The Gospel reading appointed for today offers a profound description of the human condition.

13Now on that same day two of them were going to a village called Emmaus, about seven miles from Jerusalem, 14 and talking with each other about all these things that had happened.

15While they were talking and discussing, Jesus himself came near and went with them, 16but their eyes were kept from recognizing him. (Luke 24:13-16)

That is our problem.That is the world’s problem, the fundamental dilemma of the human community

We are walking along the road in the presence of truth, light, beauty and goodness, but we are unable to see. We fail to perceive the divine presence that permeates all of existence. We are surrounded by mystery, wonder, and love, but do not notice its presence. We are insensitive to the deep reality that is everywhere. We are dense, unconscious, and unaware.

What is it that has made these two anonymous people on the road to Emmaus unable to see?

The answer is obscured in most modern English translations where, as in the New Revised Standard Version of the Bible, verse sixteen is translated

their eyes were kept from recognizing him.
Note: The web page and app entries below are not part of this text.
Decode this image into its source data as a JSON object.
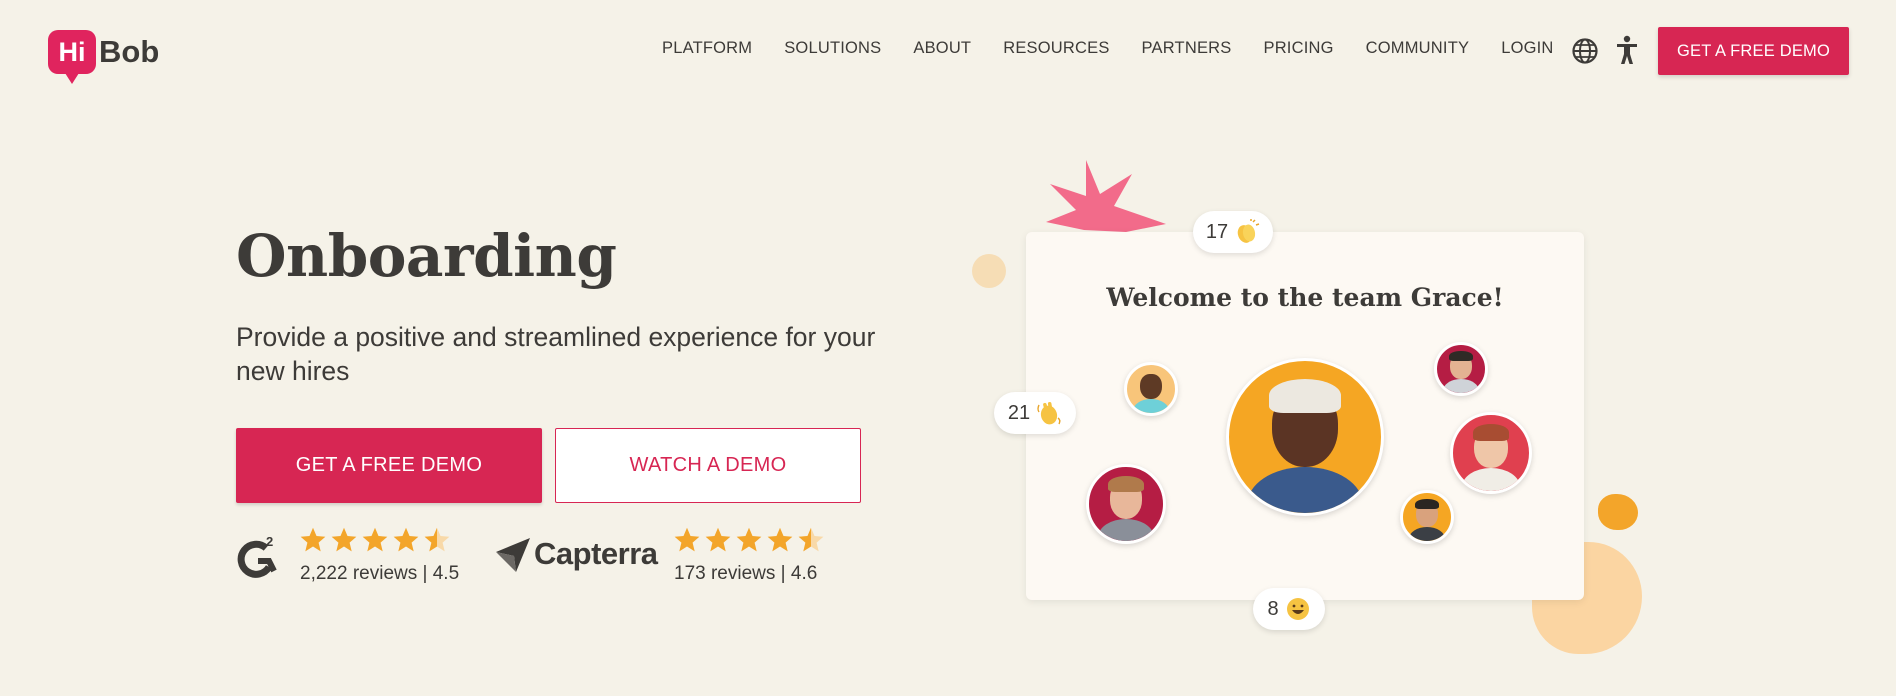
{
  "brand": {
    "logo_hi": "Hi",
    "logo_bob": "Bob",
    "accent": "#d72653"
  },
  "nav": {
    "items": [
      "PLATFORM",
      "SOLUTIONS",
      "ABOUT",
      "RESOURCES",
      "PARTNERS",
      "PRICING",
      "COMMUNITY",
      "LOGIN"
    ],
    "globe_icon": "globe-icon",
    "accessibility_icon": "accessibility-icon",
    "cta_label": "GET A FREE DEMO"
  },
  "hero": {
    "title": "Onboarding",
    "subtitle": "Provide a positive and streamlined experience for your new hires",
    "primary_cta": "GET A FREE DEMO",
    "secondary_cta": "WATCH A DEMO"
  },
  "ratings": {
    "g2": {
      "logo": "G2",
      "stars": 4.5,
      "text": "2,222 reviews | 4.5"
    },
    "capterra": {
      "logo": "Capterra",
      "stars": 4.5,
      "text": "173 reviews | 4.6"
    }
  },
  "illustration": {
    "card_title": "Welcome to the team Grace!",
    "reactions": [
      {
        "count": "17",
        "emoji": "clapping-hands-icon"
      },
      {
        "count": "21",
        "emoji": "waving-hand-icon"
      },
      {
        "count": "8",
        "emoji": "smiling-face-icon"
      }
    ]
  }
}
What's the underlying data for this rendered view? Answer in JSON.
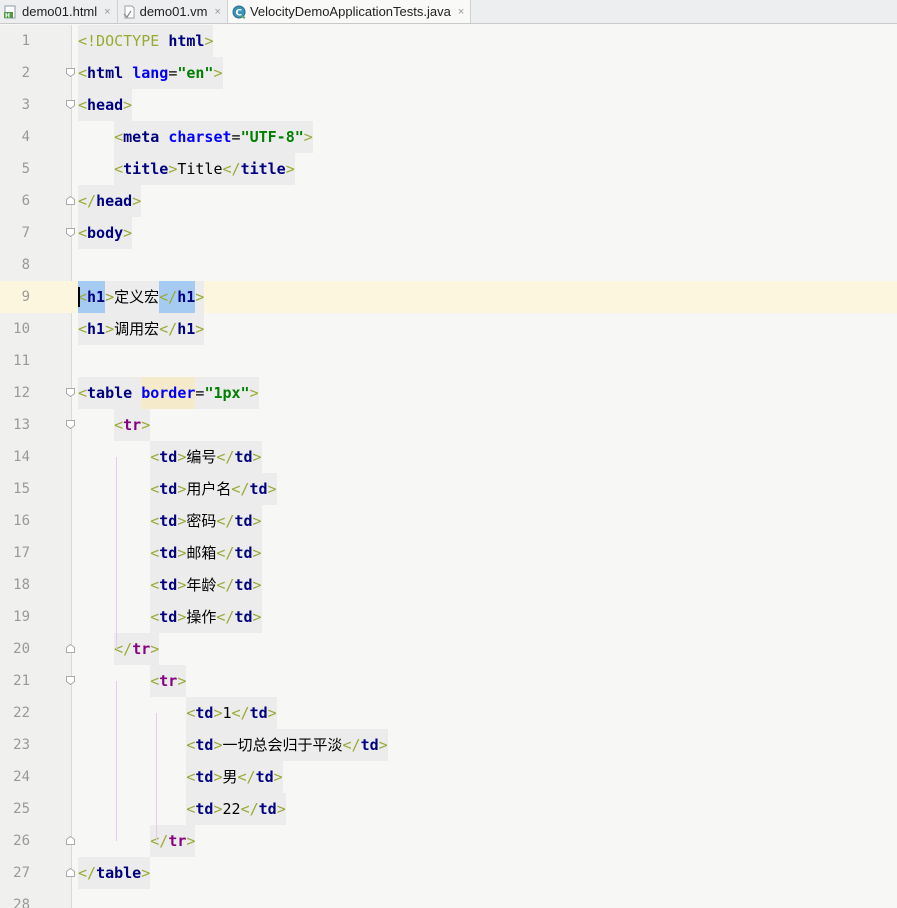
{
  "tabs": [
    {
      "label": "demo01.html",
      "icon": "html-file-icon",
      "active": false
    },
    {
      "label": "demo01.vm",
      "icon": "velocity-file-icon",
      "active": false
    },
    {
      "label": "VelocityDemoApplicationTests.java",
      "icon": "java-class-icon",
      "active": true
    }
  ],
  "close_glyph": "×",
  "editor": {
    "current_line": 9,
    "line_numbers": [
      "1",
      "2",
      "3",
      "4",
      "5",
      "6",
      "7",
      "8",
      "9",
      "10",
      "11",
      "12",
      "13",
      "14",
      "15",
      "16",
      "17",
      "18",
      "19",
      "20",
      "21",
      "22",
      "23",
      "24",
      "25",
      "26",
      "27",
      "28"
    ],
    "lines": [
      [
        {
          "t": "<",
          "c": "b"
        },
        {
          "t": "!DOCTYPE",
          "c": "b"
        },
        {
          "t": " "
        },
        {
          "t": "html",
          "c": "t"
        },
        {
          "t": ">",
          "c": "b"
        }
      ],
      [
        {
          "t": "<",
          "c": "b"
        },
        {
          "t": "html",
          "c": "t"
        },
        {
          "t": " "
        },
        {
          "t": "lang",
          "c": "a"
        },
        {
          "t": "=",
          "c": "p"
        },
        {
          "t": "\"en\"",
          "c": "v"
        },
        {
          "t": ">",
          "c": "b"
        }
      ],
      [
        {
          "t": "<",
          "c": "b"
        },
        {
          "t": "head",
          "c": "t"
        },
        {
          "t": ">",
          "c": "b"
        }
      ],
      [
        {
          "t": "    "
        },
        {
          "t": "<",
          "c": "b"
        },
        {
          "t": "meta",
          "c": "t"
        },
        {
          "t": " "
        },
        {
          "t": "charset",
          "c": "a"
        },
        {
          "t": "=",
          "c": "p"
        },
        {
          "t": "\"UTF-8\"",
          "c": "v"
        },
        {
          "t": ">",
          "c": "b"
        }
      ],
      [
        {
          "t": "    "
        },
        {
          "t": "<",
          "c": "b"
        },
        {
          "t": "title",
          "c": "t"
        },
        {
          "t": ">",
          "c": "b"
        },
        {
          "t": "Title",
          "c": "p"
        },
        {
          "t": "</",
          "c": "b"
        },
        {
          "t": "title",
          "c": "t"
        },
        {
          "t": ">",
          "c": "b"
        }
      ],
      [
        {
          "t": "</",
          "c": "b"
        },
        {
          "t": "head",
          "c": "t"
        },
        {
          "t": ">",
          "c": "b"
        }
      ],
      [
        {
          "t": "<",
          "c": "b"
        },
        {
          "t": "body",
          "c": "t"
        },
        {
          "t": ">",
          "c": "b"
        }
      ],
      [],
      [
        {
          "t": "<",
          "c": "b",
          "sel": true
        },
        {
          "t": "h1",
          "c": "t",
          "sel": true
        },
        {
          "t": ">",
          "c": "b"
        },
        {
          "t": "定义宏",
          "c": "x"
        },
        {
          "t": "</",
          "c": "b",
          "sel": true
        },
        {
          "t": "h1",
          "c": "t",
          "sel": true
        },
        {
          "t": ">",
          "c": "b"
        }
      ],
      [
        {
          "t": "<",
          "c": "b"
        },
        {
          "t": "h1",
          "c": "t"
        },
        {
          "t": ">",
          "c": "b"
        },
        {
          "t": "调用宏",
          "c": "x"
        },
        {
          "t": "</",
          "c": "b"
        },
        {
          "t": "h1",
          "c": "t"
        },
        {
          "t": ">",
          "c": "b"
        }
      ],
      [],
      [
        {
          "t": "<",
          "c": "b"
        },
        {
          "t": "table",
          "c": "t"
        },
        {
          "t": " "
        },
        {
          "t": "border",
          "c": "a",
          "warn": true
        },
        {
          "t": "=",
          "c": "p"
        },
        {
          "t": "\"1px\"",
          "c": "v"
        },
        {
          "t": ">",
          "c": "b"
        }
      ],
      [
        {
          "t": "    "
        },
        {
          "t": "<",
          "c": "b"
        },
        {
          "t": "tr",
          "c": "t2"
        },
        {
          "t": ">",
          "c": "b"
        }
      ],
      [
        {
          "t": "        "
        },
        {
          "t": "<",
          "c": "b"
        },
        {
          "t": "td",
          "c": "dt"
        },
        {
          "t": ">",
          "c": "b"
        },
        {
          "t": "编号",
          "c": "x"
        },
        {
          "t": "</",
          "c": "b"
        },
        {
          "t": "td",
          "c": "dt"
        },
        {
          "t": ">",
          "c": "b"
        }
      ],
      [
        {
          "t": "        "
        },
        {
          "t": "<",
          "c": "b"
        },
        {
          "t": "td",
          "c": "dt"
        },
        {
          "t": ">",
          "c": "b"
        },
        {
          "t": "用户名",
          "c": "x"
        },
        {
          "t": "</",
          "c": "b"
        },
        {
          "t": "td",
          "c": "dt"
        },
        {
          "t": ">",
          "c": "b"
        }
      ],
      [
        {
          "t": "        "
        },
        {
          "t": "<",
          "c": "b"
        },
        {
          "t": "td",
          "c": "dt"
        },
        {
          "t": ">",
          "c": "b"
        },
        {
          "t": "密码",
          "c": "x"
        },
        {
          "t": "</",
          "c": "b"
        },
        {
          "t": "td",
          "c": "dt"
        },
        {
          "t": ">",
          "c": "b"
        }
      ],
      [
        {
          "t": "        "
        },
        {
          "t": "<",
          "c": "b"
        },
        {
          "t": "td",
          "c": "dt"
        },
        {
          "t": ">",
          "c": "b"
        },
        {
          "t": "邮箱",
          "c": "x"
        },
        {
          "t": "</",
          "c": "b"
        },
        {
          "t": "td",
          "c": "dt"
        },
        {
          "t": ">",
          "c": "b"
        }
      ],
      [
        {
          "t": "        "
        },
        {
          "t": "<",
          "c": "b"
        },
        {
          "t": "td",
          "c": "dt"
        },
        {
          "t": ">",
          "c": "b"
        },
        {
          "t": "年龄",
          "c": "x"
        },
        {
          "t": "</",
          "c": "b"
        },
        {
          "t": "td",
          "c": "dt"
        },
        {
          "t": ">",
          "c": "b"
        }
      ],
      [
        {
          "t": "        "
        },
        {
          "t": "<",
          "c": "b"
        },
        {
          "t": "td",
          "c": "dt"
        },
        {
          "t": ">",
          "c": "b"
        },
        {
          "t": "操作",
          "c": "x"
        },
        {
          "t": "</",
          "c": "b"
        },
        {
          "t": "td",
          "c": "dt"
        },
        {
          "t": ">",
          "c": "b"
        }
      ],
      [
        {
          "t": "    "
        },
        {
          "t": "</",
          "c": "b"
        },
        {
          "t": "tr",
          "c": "t2"
        },
        {
          "t": ">",
          "c": "b"
        }
      ],
      [
        {
          "t": "        "
        },
        {
          "t": "<",
          "c": "b"
        },
        {
          "t": "tr",
          "c": "t2"
        },
        {
          "t": ">",
          "c": "b"
        }
      ],
      [
        {
          "t": "            "
        },
        {
          "t": "<",
          "c": "b"
        },
        {
          "t": "td",
          "c": "dt"
        },
        {
          "t": ">",
          "c": "b"
        },
        {
          "t": "1",
          "c": "p"
        },
        {
          "t": "</",
          "c": "b"
        },
        {
          "t": "td",
          "c": "dt"
        },
        {
          "t": ">",
          "c": "b"
        }
      ],
      [
        {
          "t": "            "
        },
        {
          "t": "<",
          "c": "b"
        },
        {
          "t": "td",
          "c": "dt"
        },
        {
          "t": ">",
          "c": "b"
        },
        {
          "t": "一切总会归于平淡",
          "c": "x"
        },
        {
          "t": "</",
          "c": "b"
        },
        {
          "t": "td",
          "c": "dt"
        },
        {
          "t": ">",
          "c": "b"
        }
      ],
      [
        {
          "t": "            "
        },
        {
          "t": "<",
          "c": "b"
        },
        {
          "t": "td",
          "c": "dt"
        },
        {
          "t": ">",
          "c": "b"
        },
        {
          "t": "男",
          "c": "x"
        },
        {
          "t": "</",
          "c": "b"
        },
        {
          "t": "td",
          "c": "dt"
        },
        {
          "t": ">",
          "c": "b"
        }
      ],
      [
        {
          "t": "            "
        },
        {
          "t": "<",
          "c": "b"
        },
        {
          "t": "td",
          "c": "dt"
        },
        {
          "t": ">",
          "c": "b"
        },
        {
          "t": "22",
          "c": "p"
        },
        {
          "t": "</",
          "c": "b"
        },
        {
          "t": "td",
          "c": "dt"
        },
        {
          "t": ">",
          "c": "b"
        }
      ],
      [
        {
          "t": "        "
        },
        {
          "t": "</",
          "c": "b"
        },
        {
          "t": "tr",
          "c": "t2"
        },
        {
          "t": ">",
          "c": "b"
        }
      ],
      [
        {
          "t": "</",
          "c": "b"
        },
        {
          "t": "table",
          "c": "t"
        },
        {
          "t": ">",
          "c": "b"
        }
      ],
      []
    ],
    "fold_markers": [
      {
        "line": 2,
        "kind": "open"
      },
      {
        "line": 3,
        "kind": "open"
      },
      {
        "line": 6,
        "kind": "close"
      },
      {
        "line": 7,
        "kind": "open"
      },
      {
        "line": 12,
        "kind": "open"
      },
      {
        "line": 13,
        "kind": "open"
      },
      {
        "line": 20,
        "kind": "close"
      },
      {
        "line": 21,
        "kind": "open"
      },
      {
        "line": 26,
        "kind": "close"
      },
      {
        "line": 27,
        "kind": "close"
      }
    ]
  }
}
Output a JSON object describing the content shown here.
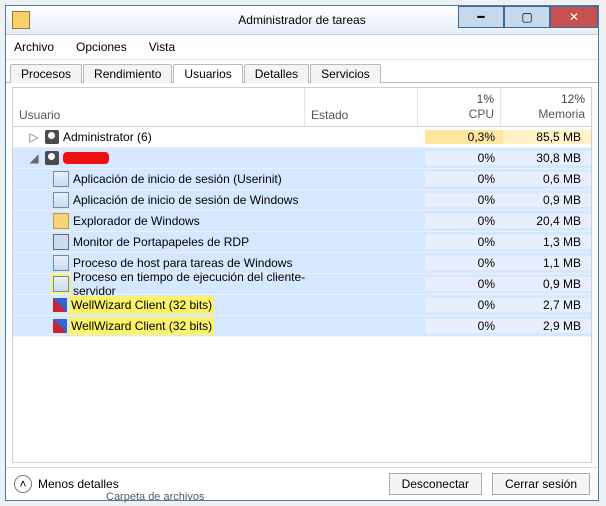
{
  "window": {
    "title": "Administrador de tareas"
  },
  "menu": {
    "archivo": "Archivo",
    "opciones": "Opciones",
    "vista": "Vista"
  },
  "tabs": {
    "procesos": "Procesos",
    "rendimiento": "Rendimiento",
    "usuarios": "Usuarios",
    "detalles": "Detalles",
    "servicios": "Servicios"
  },
  "cols": {
    "usuario": "Usuario",
    "estado": "Estado",
    "cpu_label": "CPU",
    "cpu_pct": "1%",
    "mem_label": "Memoria",
    "mem_pct": "12%"
  },
  "rows": {
    "admin": {
      "name": "Administrator (6)",
      "cpu": "0,3%",
      "mem": "85,5 MB"
    },
    "user2": {
      "name": "",
      "cpu": "0%",
      "mem": "30,8 MB"
    },
    "p0": {
      "name": "Aplicación de inicio de sesión (Userinit)",
      "cpu": "0%",
      "mem": "0,6 MB"
    },
    "p1": {
      "name": "Aplicación de inicio de sesión de Windows",
      "cpu": "0%",
      "mem": "0,9 MB"
    },
    "p2": {
      "name": "Explorador de Windows",
      "cpu": "0%",
      "mem": "20,4 MB"
    },
    "p3": {
      "name": "Monitor de Portapapeles de RDP",
      "cpu": "0%",
      "mem": "1,3 MB"
    },
    "p4": {
      "name": "Proceso de host para tareas de Windows",
      "cpu": "0%",
      "mem": "1,1 MB"
    },
    "p5": {
      "name": "Proceso en tiempo de ejecución del cliente-servidor",
      "cpu": "0%",
      "mem": "0,9 MB"
    },
    "p6": {
      "name": "WellWizard Client (32 bits)",
      "cpu": "0%",
      "mem": "2,7 MB"
    },
    "p7": {
      "name": "WellWizard Client (32 bits)",
      "cpu": "0%",
      "mem": "2,9 MB"
    }
  },
  "footer": {
    "menos": "Menos detalles",
    "desconectar": "Desconectar",
    "cerrar": "Cerrar sesión"
  },
  "remnant": "Carpeta de archivos"
}
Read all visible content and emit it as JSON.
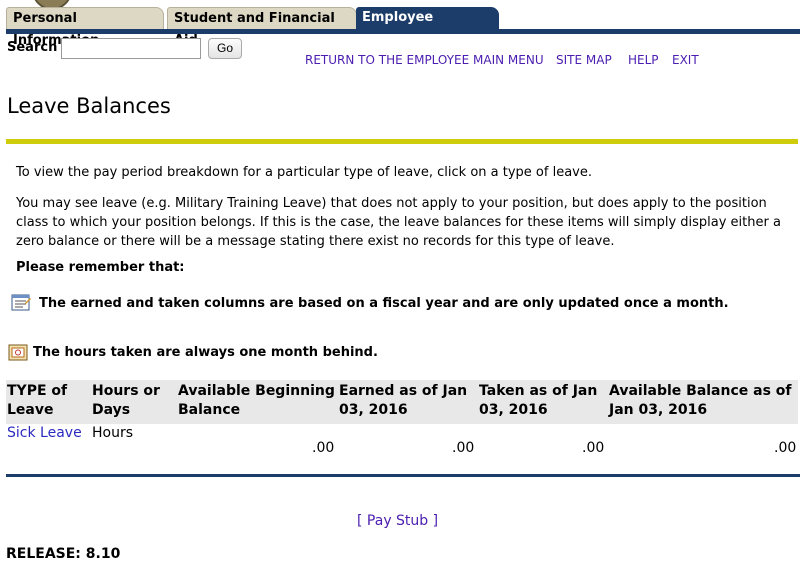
{
  "tabs": [
    {
      "label": "Personal Information"
    },
    {
      "label": "Student and Financial Aid"
    },
    {
      "label": "Employee Services"
    }
  ],
  "search": {
    "label": "Search",
    "value": "",
    "button": "Go"
  },
  "toplinks": [
    "RETURN TO THE EMPLOYEE MAIN MENU",
    "SITE MAP",
    "HELP",
    "EXIT"
  ],
  "page_title": "Leave Balances",
  "intro": {
    "p1": "To view the pay period breakdown for a particular type of leave, click on a type of leave.",
    "p2": "You may see leave (e.g. Military Training Leave) that does not apply to your position, but does apply to the position class to which your position belongs. If this is the case, the leave balances for these items will simply display either a zero balance or there will be a message stating there exist no records for this type of leave.",
    "remember": "Please remember that:",
    "note1": "The earned and taken columns are based on a fiscal year and are only updated once a month.",
    "note2": "The hours taken are always one month behind."
  },
  "icons": {
    "note1": "notepad-icon",
    "note2": "calendar-icon"
  },
  "table": {
    "headers": [
      "TYPE of Leave",
      "Hours or Days",
      "Available Beginning Balance",
      "Earned as of Jan 03, 2016",
      "Taken as of Jan 03, 2016",
      "Available Balance as of Jan 03, 2016"
    ],
    "rows": [
      {
        "type": "Sick Leave",
        "unit": "Hours",
        "beginning": ".00",
        "earned": ".00",
        "taken": ".00",
        "available": ".00"
      }
    ]
  },
  "footer": {
    "paystub_open": "[",
    "paystub": "Pay Stub",
    "paystub_close": "]",
    "release": "RELEASE: 8.10"
  },
  "colors": {
    "nav": "#1c3c6a",
    "accent_bar": "#cfcc0c",
    "link": "#4b1db0"
  }
}
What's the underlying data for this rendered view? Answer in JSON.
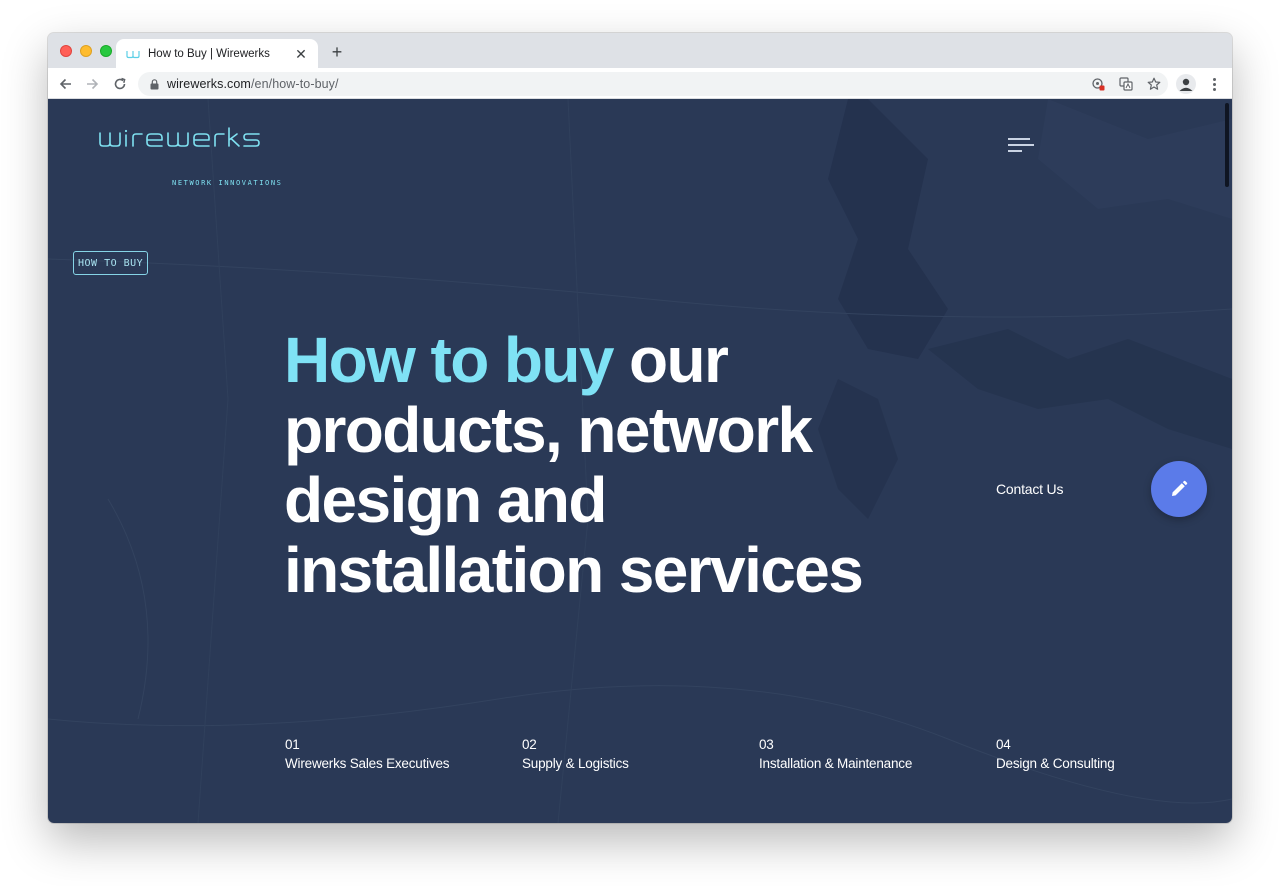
{
  "browser": {
    "tab": {
      "title": "How to Buy | Wirewerks"
    },
    "address": {
      "domain": "wirewerks.com",
      "path": "/en/how-to-buy/"
    },
    "icons": [
      "back-icon",
      "forward-icon",
      "reload-icon",
      "lock-icon",
      "tracking-icon",
      "translate-icon",
      "star-icon",
      "profile-icon",
      "menu-icon"
    ]
  },
  "site": {
    "logo": {
      "word": "wirewerks",
      "tagline": "NETWORK INNOVATIONS"
    },
    "badge": "HOW TO BUY",
    "hero": {
      "accent": "How to buy",
      "rest": " our products, network design and installation services"
    },
    "contact": "Contact Us",
    "steps": [
      {
        "num": "01",
        "label": "Wirewerks Sales Executives"
      },
      {
        "num": "02",
        "label": "Supply & Logistics"
      },
      {
        "num": "03",
        "label": "Installation & Maintenance"
      },
      {
        "num": "04",
        "label": "Design & Consulting"
      }
    ]
  },
  "colors": {
    "page_bg": "#2a3956",
    "accent_cyan": "#7fe2f5",
    "fab_blue": "#5b7be9",
    "text_white": "#ffffff"
  }
}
The King James Version comes closer to the original Greek when it suggests that verse sixteen actually says,

their eyes were holden that they should not know him.

“Holden” is not a particularly common word in current parlance. We do not speak often of being holden; but it is the crucial word here.

The Greek word translated in the KJV as “holden” is krateo. It means taken, bound, held. These two despondent travelers who are walking alongside the very presence of that beauty, truth and love they knew in Jesus before his death but are unable to see in their unrecognized companion, cannot see what their hearts long to know because they are trapped. Their eyes are bound.

They are bound because, as Jesus says in verse twenty-five,

Oh, how foolish you are, and how slow of heart to believe all that the prophets have declared!

“Foolish” means “unwise”. But the really interesting expression in this verse is the phrase “slow of heart” – “bradus kardia“. “Kardia” is heart, as in cardiac. “Bradus” means “inactive.” They are held in their impoverished vision because their hearts have become inactive.

They are living in only one dimension. They have been “taken” by horizontal circumstances. They are overwhelmed by the tragedy and brokenness that have fallen on Jesus. They are unable to see beneath the surface to the transcendent power of love that has always been at work, even in the darkest moments of Jesus’ life and death. They are trapped in a shortsighted vision that fails to see beyond circumstance.

If we are going to see more deeply, our hearts need to become “active.” We need to open to a dimension within ourselves that penetrates to a place deeper than our mental capacity. We must become sensitive to the secret stirring that moves in the hidden realm of the soul.

In order to open to this deeper dimension of life, we need to start by stopping. The problem with these two travelers is that they were on the road to Emmaus. They were supposed to be staying put in Jerusalem.

The sequence of events is not entirely clear, but at some point, they were supposed to understand, the instruction the risen Christ gave to his disciples in the opening chapter of Acts:

1In the first book, Theophilus, I wrote about all that Jesus did and taught from the beginning 2until the day when he was taken up to heaven, after giving instructions through the Holy Spirit to the apostles whom he had chosen. 3After his suffering he presented himself alive to them by many convincing proofs, appearing to them over the course of forty days and speaking about the kingdom of God. 4While staying with them, he ordered them not to leave Jerusalem, but to wait there for the promise of the Father. ‘This’, he said, ‘is what you have heard from me. (Acts 1:1-4)

Whenever this instruction was given, and, whether or not Cleopas and his companion had heard these words,  as soon as they perceived that it was Jesus who shared a meal with them, their hearts immediately understood that Jerusalem was the place they needed be.

33That same hour they got up and returned to Jerusalem; and they found the eleven and their companions gathered together. (Luke 24:33)

How did they get to this place within themselves where suddenly they knew what they needed to know?

Their journey to seeing passed through broken bread.

30When he was at the table with them, he took bread, blessed and broke it, and gave it to them.

31Then their eyes were opened, and they recognized him. (Acts 24:30,31)

Bread is broken in order to be shared.

Seeing comes through sharing. Our eyes open when we open our hearts to other people. Seeing comes about by virtue of a corporate act. We need the communion of beings in order to see more deeply.

Paul said to the Christians in Corinth,

Now you are the body of Christ. (I Corinthians 12:27)

When we come together as a body and share, our hearts open to perceive the beauty, mystery, and love that are the core of all existence.